I am in ; for though I say little myself, my attention to others, and those nods of approbation which I never bestow unmerited, sufficiently shew that I am among them. . Whereas Will HONEYCOMB, though a fellow of good sense, is every day doing and saying a hundred things which he afterwards confesses, with a well-bred frankness, were somewhat mal à propos, and undesigned.
I chanced the other day to go into a coffee-house, where Will was standing in the midst of several audi. tors whom he had gathered round him, and was giving them an account of the person and character of MOLL Hinton. My appearance before him just put him in mind of me, without making him reflect that I was actually present.

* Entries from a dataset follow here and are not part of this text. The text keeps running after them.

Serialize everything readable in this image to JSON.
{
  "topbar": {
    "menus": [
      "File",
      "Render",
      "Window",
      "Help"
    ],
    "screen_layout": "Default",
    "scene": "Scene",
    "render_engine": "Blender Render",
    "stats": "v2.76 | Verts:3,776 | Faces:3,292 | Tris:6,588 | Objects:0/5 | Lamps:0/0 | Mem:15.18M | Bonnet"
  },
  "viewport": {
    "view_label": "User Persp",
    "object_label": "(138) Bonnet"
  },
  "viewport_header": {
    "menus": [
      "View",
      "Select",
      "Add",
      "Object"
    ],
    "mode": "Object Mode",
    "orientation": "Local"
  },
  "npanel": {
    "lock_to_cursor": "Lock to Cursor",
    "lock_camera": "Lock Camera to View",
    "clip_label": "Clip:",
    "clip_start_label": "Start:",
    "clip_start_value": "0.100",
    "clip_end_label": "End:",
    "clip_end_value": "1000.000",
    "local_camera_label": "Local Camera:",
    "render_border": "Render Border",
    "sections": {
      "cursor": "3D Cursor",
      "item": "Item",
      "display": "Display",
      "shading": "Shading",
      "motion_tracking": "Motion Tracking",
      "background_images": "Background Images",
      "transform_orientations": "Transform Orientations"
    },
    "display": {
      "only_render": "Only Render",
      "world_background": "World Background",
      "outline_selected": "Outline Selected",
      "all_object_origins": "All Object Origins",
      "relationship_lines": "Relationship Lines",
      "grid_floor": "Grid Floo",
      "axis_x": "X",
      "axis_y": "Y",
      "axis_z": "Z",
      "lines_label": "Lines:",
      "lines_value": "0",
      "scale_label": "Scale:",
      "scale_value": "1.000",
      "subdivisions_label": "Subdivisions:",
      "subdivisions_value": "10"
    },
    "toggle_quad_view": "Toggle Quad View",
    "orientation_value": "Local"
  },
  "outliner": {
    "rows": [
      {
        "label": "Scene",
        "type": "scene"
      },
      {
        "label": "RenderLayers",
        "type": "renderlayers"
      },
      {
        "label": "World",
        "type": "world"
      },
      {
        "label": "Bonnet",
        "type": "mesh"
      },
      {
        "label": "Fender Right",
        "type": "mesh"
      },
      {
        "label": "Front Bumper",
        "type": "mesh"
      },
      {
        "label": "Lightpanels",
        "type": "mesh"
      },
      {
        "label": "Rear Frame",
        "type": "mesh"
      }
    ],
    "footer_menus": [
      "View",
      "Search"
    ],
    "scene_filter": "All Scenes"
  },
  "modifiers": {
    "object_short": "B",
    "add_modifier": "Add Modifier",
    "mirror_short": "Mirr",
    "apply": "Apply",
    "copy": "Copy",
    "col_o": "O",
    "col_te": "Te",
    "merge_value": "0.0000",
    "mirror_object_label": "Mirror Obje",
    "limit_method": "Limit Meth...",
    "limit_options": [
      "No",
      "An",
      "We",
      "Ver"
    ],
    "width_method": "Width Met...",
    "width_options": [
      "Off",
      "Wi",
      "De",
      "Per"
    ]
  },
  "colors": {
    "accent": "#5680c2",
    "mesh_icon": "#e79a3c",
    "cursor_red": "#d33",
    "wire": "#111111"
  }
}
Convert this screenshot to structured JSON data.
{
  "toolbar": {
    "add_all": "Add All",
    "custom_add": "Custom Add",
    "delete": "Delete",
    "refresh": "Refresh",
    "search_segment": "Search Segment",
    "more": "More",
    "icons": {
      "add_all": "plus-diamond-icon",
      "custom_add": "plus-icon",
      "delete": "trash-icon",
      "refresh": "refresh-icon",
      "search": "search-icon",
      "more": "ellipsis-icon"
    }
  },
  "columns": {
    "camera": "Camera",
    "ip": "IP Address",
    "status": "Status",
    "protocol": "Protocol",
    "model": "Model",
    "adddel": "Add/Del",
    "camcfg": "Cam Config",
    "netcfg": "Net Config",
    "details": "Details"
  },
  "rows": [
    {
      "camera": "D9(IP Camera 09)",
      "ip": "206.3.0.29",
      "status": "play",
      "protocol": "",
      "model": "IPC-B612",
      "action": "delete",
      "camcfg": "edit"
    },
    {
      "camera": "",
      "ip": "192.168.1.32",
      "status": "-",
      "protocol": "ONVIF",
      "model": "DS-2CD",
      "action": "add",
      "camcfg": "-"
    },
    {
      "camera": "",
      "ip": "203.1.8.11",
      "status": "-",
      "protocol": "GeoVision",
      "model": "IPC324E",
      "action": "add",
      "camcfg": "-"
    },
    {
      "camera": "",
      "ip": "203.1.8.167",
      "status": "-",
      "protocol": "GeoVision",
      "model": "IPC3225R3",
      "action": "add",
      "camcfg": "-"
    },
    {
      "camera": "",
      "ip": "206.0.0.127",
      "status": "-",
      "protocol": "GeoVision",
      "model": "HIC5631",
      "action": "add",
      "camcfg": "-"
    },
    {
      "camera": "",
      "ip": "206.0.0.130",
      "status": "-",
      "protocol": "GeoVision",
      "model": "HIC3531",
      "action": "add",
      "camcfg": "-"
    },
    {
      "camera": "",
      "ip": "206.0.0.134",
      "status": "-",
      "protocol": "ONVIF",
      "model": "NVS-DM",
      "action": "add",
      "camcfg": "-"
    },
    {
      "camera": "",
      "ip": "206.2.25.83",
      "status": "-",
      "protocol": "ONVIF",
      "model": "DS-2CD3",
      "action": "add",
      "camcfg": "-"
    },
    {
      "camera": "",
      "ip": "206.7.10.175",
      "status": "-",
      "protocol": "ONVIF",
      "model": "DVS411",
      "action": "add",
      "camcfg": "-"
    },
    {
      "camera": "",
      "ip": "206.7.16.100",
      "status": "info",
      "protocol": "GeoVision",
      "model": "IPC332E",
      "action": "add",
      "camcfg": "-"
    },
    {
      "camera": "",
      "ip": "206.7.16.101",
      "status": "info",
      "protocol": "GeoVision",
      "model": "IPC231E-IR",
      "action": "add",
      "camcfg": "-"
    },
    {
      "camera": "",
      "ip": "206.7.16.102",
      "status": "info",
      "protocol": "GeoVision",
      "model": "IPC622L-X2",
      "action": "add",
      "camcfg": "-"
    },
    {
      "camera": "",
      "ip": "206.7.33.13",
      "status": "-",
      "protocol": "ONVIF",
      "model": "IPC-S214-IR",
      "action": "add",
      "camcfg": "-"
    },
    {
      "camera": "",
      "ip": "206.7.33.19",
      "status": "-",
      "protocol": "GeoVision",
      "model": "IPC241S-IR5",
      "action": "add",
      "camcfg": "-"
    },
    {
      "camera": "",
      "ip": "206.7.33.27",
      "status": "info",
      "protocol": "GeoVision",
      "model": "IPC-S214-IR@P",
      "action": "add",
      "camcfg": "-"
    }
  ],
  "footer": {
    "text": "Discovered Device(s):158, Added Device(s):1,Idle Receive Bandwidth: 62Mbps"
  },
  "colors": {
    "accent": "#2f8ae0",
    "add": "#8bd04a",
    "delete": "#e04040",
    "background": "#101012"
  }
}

So that keeping his eyes full upon me, to the great surprise of his audience, he broke off his first harangue, and proceeded thus :" Why now,
" there's my friend (mentioning me by my name); he is a fellow that thinks a great deal, but never opens his mouth ; I warrant you he is now thrusting his short face
coffee-house about Change. I was his bail in The time of the Popish plot, when he was taken
for a Jesuit.” If he had looked on me a little longer, he had certainly described me so particularly, without ever considering what led him into it, that the whole company must necessarily have found me out ; for which rea. son, remembering the old proverb, Out of sight out of mind, I left the room; and upon meeting him an hour afterwards, was asked by him, with a great deal of good humour, in what part of the world I had lived, that he had not seen me these three days.
Monsieur Bruyere has given us the character of an absent man, with a great deal of good humour, which he has pushed to an agreeable extravagance : with the heads of it I shall conclude my present paper.
“MENALCAS (says that excellent author) comes down in a morning, opens his door to go out, but shuts it again, because he perceives that he has his night-cap on; and examining himself further, finds that he is but half sha. ved, that he has stuck his sword on his right side, that his stockings are about his heels, and that his shirt is over his breeches. When he is dressed, he goes to court, comes into the drawing-room, and walking bolt upright under a branch of candlesticks, his wig is caught up by one of them, and hangs dangling in the air. All the courtiers fall a laughing, but MENALCAS laughs louder
of them, and looks about for the person that is the jest of the company. Coming down to the court gate he finds a coach, which taking for his own he whips into it; and the coachman drives off, not doubting but